Kamari Murphy (6-8, 220) -- Larranaga has been one of the best at landing key transfers--Murphy, also Rodriguez and McClellan--to sustain his program over the last few years. Murphy, who came over from Oklahoma State, has been an important role player for the Canes. He's a decent post player and a pretty good rebounder, but can be a bit turnover-prone.
Dewan Huell (6-11, 220) -- Huell is avoiding some of the usual freshman big man problems, like turnovers, for instance. He's been a decent scorer in the paint and a very good offensive rebounder but needs to get a lot better rebounding the ball at the defensive end.
The Miami bench and defense
Reserves: Ebuka Izundu (6-10, 231), Anthony Lawrence (6-7, 210), Dejan Vasiljevic (6-3, 198). In his limited playing time, offensive rebounds are basically Izundu's whole game. He grabs a zillion offensive rebounds and either puts them through the score circle or gets fouled. It's impressive, really. Lawrence has been an outstanding shooter throughout his career both inside the arc and beyond it. He takes a secondary role in the offense, though. Vasiljevic has taken 53 three-pointers and 15 twos this year. He has made 40% of those threes and a third of those twos. Guess which one you'd rather he take?
|MIami Defense -- Four Factors||eFG% (National Rank)||TO%||OR%||FT Rate|
|2015-16||48.3 (92)||17.4 (216)||29.5 (154)||29.1 (36)|
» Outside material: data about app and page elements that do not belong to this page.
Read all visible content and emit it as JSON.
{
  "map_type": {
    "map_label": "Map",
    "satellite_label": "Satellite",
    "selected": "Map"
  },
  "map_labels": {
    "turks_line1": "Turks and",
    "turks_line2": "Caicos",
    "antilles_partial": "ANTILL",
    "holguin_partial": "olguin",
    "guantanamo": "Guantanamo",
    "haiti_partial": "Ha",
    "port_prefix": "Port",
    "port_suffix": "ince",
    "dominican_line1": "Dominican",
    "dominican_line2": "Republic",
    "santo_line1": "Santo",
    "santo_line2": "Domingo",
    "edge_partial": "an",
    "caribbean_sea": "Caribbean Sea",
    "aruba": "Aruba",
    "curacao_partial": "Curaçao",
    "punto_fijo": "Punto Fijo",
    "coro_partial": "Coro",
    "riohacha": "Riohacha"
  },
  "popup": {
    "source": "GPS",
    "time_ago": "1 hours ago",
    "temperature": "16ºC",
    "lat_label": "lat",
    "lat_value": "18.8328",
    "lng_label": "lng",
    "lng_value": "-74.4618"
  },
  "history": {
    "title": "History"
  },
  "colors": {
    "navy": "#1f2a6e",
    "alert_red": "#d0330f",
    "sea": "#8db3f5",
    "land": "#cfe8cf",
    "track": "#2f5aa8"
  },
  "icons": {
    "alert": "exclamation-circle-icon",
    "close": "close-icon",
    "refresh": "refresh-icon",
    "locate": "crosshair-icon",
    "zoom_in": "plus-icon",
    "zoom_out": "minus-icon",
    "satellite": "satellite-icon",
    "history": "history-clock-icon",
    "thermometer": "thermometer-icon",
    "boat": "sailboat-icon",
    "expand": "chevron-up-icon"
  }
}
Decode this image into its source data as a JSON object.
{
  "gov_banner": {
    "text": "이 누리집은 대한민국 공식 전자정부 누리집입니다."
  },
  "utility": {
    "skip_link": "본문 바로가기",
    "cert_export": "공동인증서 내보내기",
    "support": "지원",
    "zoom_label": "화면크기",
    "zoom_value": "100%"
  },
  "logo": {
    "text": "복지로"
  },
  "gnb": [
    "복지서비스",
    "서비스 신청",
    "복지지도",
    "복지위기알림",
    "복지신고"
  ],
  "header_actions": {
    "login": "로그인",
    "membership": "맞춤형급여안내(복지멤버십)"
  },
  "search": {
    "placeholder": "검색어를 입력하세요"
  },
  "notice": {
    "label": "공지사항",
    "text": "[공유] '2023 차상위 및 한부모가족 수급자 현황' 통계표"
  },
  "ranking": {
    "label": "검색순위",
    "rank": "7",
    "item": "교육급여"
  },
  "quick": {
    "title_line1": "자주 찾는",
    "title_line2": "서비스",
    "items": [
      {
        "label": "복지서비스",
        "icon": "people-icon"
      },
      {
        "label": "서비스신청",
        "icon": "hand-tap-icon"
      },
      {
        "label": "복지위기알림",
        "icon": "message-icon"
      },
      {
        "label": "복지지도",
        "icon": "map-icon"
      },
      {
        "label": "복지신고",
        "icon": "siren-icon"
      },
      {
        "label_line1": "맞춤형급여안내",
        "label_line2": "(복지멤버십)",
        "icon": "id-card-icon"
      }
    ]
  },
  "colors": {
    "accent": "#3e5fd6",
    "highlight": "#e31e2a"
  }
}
|2016-17||41.7 (6)||19.7 (134)||28.2 (112)||23.7 (12)|
Larranaga's teams usually don't foul much, and this edition is no different. If the Hurricanes keep up the outstanding interior defense, they'll be in pretty good shape the rest of this season. Opponents are probably going to shoot better than the 28.3 mark they've put up against Miami so far.
The Pomeroy Predictor likes Miami by seven.